Roman Wall, Verulamium
While Keith Grant was studying at the Royal College of Art, between 1955-58, he responded strongly to such Neo-Romantic painters as Paul Nash and Graham Sutherland. He was not only influenced by their styles, but also enthused by their interests, such as their fascination with the evocative historical traces of mankind in the British landscape. Additionally inspired by Jacquetta Hawkes’s highly original geological and archaeological history, A Land (1951), he visited Roman remains and Iron Age hill forts, and wrote a well-received thesis, entitled ‘Myths, Monuments and Men’.
Among the remains that Keith Grant visited were those of the Roman city of Verulamium, in St Albans, Hertfordshire. His visits resulted in both a group of landscape paintings and a mural for the Verulamium Museum, depicting artefacts recovered from
archaeological excavations. Unfortunately, the mural was dismantled and destroyed in about 1958, following a change of director at the museum, and even Keith himself has only partial photographic evidence of its appearance. However, the landscapes survive and well demonstrate his development, as is evidenced by the present work.
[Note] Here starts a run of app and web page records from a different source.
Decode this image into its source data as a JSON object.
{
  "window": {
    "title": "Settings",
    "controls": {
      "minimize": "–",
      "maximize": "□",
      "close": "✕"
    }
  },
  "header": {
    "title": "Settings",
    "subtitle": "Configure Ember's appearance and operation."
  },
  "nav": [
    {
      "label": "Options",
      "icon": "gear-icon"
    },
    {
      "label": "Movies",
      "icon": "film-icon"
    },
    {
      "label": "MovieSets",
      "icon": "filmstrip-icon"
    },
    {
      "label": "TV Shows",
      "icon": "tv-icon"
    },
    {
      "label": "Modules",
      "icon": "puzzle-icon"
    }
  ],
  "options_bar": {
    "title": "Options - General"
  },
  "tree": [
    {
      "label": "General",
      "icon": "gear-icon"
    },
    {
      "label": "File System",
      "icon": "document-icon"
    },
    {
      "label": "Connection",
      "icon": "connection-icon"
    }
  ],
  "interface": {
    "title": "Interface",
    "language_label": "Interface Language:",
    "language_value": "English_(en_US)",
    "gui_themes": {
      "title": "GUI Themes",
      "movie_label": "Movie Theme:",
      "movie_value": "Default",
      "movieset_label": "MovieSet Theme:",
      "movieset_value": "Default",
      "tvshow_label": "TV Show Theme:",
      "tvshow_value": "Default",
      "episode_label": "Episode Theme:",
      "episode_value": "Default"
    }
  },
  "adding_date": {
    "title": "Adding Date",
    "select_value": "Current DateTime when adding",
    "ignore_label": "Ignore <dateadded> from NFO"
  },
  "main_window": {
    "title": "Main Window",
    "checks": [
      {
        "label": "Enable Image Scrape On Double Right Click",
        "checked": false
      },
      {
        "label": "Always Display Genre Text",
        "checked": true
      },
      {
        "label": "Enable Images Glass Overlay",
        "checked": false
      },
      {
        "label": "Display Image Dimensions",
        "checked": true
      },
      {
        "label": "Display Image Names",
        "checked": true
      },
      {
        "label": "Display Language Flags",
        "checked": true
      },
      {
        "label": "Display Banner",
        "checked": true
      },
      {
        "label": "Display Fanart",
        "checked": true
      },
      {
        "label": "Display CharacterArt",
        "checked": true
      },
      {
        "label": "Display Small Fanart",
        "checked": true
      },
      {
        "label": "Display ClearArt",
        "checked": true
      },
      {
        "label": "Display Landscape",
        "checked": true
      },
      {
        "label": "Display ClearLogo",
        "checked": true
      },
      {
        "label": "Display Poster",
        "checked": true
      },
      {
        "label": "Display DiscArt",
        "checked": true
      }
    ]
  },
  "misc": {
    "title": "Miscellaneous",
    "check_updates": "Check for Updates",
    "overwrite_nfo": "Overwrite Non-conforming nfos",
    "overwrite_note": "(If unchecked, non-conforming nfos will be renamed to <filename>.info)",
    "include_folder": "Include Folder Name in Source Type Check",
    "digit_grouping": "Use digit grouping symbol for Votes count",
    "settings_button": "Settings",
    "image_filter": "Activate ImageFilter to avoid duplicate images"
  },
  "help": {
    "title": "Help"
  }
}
Roman Wall, Verulamium resulted from a sketching outing that Keith Grant made with his fellow student, Derek Hyatt, and was painted very early in 1959. Keith has written that ‘I am very fond of this particular painting since it marked a definitive progression of style’ (in an album of images of his early work known as the ‘Cathedral News Cuttings Book’). That progression of style was in part achieved through his engagement with the paintings of Paul Nash, and especially those that combine solid form and deep perspective with a strong sense of atmosphere, such as The Shore (1923, Leeds Art Gallery) and Pillar and Moon (1932-42, Tate).